» PROBLEM: The answer must consist of each line of the records below that contains the string "icon".
Start of Block
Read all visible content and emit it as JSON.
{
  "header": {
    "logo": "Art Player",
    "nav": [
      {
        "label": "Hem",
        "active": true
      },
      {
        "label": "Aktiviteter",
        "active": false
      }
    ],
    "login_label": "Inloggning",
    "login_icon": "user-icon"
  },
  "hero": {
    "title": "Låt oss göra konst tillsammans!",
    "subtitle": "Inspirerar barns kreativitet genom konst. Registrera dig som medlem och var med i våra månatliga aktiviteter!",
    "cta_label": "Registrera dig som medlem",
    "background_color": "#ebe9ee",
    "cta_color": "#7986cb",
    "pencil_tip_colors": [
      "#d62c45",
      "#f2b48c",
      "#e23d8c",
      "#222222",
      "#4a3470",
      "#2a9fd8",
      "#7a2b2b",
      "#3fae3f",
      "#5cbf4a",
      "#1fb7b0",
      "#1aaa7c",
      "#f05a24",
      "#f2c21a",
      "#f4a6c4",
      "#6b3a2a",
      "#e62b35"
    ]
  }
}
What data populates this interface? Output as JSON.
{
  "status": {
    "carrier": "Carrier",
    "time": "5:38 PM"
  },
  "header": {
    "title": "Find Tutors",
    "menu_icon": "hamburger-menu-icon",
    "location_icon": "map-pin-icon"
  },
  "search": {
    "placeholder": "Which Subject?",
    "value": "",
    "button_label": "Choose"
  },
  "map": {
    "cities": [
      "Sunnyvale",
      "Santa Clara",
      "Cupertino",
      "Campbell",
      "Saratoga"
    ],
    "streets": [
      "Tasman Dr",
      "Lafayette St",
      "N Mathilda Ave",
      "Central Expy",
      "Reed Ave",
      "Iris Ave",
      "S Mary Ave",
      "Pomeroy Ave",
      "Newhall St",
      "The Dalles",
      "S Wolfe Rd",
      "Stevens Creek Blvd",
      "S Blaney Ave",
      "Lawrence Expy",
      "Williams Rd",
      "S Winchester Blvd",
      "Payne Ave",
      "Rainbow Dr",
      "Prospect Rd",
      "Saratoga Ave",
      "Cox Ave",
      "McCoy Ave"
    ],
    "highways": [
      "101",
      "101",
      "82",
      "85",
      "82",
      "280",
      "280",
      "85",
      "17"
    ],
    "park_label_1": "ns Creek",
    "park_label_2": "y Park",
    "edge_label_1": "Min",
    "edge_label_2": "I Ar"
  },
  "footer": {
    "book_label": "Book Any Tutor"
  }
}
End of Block
» EXERCISE ANSWER:
    "login_icon": "user-icon"
    "menu_icon": "hamburger-menu-icon",
    "location_icon": "map-pin-icon"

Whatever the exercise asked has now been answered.